ABOUT THIS EXERCISE:
Check every line of the material below for the string "size", and return the ones that have it.

DATA EXTRACTS:
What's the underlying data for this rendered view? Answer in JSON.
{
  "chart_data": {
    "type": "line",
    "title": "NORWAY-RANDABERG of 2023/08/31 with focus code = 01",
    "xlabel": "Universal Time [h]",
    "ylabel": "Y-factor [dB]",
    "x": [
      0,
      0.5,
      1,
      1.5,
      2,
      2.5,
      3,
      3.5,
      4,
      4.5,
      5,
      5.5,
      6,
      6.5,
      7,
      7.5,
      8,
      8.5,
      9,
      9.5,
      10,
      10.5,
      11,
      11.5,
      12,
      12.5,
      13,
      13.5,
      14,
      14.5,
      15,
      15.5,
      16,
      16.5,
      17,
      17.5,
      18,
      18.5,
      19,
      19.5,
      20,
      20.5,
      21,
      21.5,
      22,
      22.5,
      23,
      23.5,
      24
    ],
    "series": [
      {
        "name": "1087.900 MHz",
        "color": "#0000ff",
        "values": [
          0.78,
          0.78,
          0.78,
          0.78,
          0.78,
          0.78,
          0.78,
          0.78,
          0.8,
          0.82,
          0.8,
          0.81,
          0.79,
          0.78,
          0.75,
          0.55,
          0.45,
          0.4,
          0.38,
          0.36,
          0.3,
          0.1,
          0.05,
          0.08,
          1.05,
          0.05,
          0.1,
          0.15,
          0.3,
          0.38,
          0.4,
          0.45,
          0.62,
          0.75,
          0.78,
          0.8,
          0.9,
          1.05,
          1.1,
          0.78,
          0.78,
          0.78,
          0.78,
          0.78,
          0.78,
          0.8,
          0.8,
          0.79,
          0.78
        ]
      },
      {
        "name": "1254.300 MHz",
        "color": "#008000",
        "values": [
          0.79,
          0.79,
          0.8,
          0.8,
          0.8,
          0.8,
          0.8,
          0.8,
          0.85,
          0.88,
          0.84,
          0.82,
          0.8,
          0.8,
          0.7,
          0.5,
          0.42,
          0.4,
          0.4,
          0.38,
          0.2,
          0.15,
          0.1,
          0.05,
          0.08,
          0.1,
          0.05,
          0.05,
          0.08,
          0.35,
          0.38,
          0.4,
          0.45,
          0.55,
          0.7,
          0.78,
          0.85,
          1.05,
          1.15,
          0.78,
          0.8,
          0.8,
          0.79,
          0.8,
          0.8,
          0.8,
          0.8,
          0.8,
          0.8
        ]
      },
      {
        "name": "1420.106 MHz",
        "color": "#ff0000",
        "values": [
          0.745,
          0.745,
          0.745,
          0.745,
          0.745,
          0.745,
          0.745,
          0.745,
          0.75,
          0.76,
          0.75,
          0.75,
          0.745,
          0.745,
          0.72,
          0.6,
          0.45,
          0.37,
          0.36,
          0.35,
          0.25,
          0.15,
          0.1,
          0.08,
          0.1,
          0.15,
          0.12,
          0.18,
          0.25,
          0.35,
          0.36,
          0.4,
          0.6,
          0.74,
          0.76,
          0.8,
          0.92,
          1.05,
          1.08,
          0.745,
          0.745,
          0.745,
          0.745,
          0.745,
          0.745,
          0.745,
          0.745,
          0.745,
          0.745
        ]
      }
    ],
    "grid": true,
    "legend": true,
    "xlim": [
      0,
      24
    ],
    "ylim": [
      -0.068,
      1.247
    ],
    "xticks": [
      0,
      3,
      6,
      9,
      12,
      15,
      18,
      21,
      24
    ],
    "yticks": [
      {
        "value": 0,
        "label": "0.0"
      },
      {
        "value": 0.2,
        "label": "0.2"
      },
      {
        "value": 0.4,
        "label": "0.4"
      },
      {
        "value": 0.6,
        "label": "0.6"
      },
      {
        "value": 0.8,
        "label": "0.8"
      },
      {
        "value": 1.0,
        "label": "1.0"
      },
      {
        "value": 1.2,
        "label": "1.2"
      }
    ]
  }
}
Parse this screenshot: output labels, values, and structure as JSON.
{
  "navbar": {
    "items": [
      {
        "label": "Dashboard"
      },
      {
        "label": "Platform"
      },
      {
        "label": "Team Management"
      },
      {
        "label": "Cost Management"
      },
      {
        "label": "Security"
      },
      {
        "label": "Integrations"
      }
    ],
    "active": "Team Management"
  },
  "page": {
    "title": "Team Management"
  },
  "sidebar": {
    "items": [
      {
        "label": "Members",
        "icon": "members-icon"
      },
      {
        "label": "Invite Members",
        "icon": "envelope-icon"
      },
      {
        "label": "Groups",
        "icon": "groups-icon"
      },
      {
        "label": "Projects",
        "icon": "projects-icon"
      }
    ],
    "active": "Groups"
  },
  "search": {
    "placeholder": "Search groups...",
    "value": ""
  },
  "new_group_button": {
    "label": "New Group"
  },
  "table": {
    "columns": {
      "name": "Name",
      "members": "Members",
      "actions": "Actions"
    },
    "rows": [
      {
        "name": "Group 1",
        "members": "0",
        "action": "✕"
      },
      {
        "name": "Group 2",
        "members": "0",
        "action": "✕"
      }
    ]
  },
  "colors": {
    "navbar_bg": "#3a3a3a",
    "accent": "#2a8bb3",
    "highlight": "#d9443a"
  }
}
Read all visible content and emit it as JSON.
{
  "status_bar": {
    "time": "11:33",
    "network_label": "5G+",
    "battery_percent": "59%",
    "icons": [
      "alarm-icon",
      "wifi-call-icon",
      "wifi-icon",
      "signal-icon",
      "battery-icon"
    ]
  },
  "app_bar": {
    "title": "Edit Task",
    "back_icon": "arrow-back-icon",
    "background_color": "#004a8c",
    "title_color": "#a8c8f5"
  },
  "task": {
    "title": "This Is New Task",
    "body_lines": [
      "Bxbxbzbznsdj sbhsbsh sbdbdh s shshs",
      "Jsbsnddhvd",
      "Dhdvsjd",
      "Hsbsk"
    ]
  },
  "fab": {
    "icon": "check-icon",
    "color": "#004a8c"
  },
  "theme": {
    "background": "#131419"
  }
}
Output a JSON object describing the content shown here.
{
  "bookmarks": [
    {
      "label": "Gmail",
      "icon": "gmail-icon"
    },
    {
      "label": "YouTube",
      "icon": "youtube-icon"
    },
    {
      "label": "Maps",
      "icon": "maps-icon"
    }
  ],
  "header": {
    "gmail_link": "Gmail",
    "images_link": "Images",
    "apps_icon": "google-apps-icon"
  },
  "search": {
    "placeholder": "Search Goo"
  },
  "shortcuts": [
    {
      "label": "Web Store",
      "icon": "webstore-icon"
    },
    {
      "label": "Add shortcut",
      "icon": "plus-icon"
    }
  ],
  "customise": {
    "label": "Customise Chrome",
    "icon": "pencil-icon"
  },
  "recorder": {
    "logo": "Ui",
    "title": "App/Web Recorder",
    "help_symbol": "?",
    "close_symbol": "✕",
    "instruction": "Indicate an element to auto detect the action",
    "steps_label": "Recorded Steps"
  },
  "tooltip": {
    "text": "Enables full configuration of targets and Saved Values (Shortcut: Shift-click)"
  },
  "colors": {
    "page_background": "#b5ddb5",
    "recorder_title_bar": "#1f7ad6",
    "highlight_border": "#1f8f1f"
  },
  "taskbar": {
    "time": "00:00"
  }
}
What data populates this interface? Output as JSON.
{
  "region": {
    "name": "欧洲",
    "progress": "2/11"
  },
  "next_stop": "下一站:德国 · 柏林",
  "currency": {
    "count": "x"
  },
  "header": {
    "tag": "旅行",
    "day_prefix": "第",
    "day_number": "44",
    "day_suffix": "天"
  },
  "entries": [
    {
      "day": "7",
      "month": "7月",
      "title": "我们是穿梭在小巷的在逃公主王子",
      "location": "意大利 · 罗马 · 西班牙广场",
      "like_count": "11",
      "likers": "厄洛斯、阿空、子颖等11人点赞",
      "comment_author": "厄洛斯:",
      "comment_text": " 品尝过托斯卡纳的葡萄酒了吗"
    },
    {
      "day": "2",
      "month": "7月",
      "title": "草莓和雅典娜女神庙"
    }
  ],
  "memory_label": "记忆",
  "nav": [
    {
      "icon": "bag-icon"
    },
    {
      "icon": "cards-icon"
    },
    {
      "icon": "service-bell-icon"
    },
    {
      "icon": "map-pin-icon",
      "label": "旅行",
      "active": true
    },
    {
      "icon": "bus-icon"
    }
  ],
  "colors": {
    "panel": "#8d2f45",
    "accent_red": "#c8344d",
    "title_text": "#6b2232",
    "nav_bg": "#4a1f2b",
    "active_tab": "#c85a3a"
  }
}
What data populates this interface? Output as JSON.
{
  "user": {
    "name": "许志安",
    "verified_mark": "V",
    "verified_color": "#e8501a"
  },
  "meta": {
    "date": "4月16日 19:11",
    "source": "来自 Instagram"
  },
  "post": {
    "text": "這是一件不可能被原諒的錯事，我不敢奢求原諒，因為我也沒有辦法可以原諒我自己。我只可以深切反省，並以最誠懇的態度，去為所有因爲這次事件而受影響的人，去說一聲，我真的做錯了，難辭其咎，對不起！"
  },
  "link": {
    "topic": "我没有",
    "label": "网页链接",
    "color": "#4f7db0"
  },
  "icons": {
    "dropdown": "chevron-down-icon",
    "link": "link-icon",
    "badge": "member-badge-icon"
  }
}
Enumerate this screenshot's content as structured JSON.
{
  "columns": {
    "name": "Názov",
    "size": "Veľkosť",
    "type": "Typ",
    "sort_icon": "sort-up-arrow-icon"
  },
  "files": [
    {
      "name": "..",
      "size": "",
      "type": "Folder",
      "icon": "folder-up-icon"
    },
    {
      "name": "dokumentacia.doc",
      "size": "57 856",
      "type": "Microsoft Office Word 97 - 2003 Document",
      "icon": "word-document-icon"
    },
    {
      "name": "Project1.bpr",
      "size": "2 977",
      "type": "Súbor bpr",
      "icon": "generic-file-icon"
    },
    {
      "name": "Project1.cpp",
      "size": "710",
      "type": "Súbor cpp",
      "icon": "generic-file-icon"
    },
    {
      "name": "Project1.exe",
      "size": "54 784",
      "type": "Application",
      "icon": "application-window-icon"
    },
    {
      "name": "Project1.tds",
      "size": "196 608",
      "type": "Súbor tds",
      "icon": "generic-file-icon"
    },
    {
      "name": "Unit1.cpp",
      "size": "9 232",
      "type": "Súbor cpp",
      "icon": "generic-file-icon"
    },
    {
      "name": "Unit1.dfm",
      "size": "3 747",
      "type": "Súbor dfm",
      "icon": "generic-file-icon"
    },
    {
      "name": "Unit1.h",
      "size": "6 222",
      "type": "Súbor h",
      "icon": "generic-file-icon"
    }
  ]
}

RESPONSE BOX:
    "size": "Veľkosť",
      "size": "",
      "size": "57 856",
      "size": "2 977",
      "size": "710",
      "size": "54 784",
      "size": "196 608",
      "size": "9 232",
      "size": "3 747",
      "size": "6 222",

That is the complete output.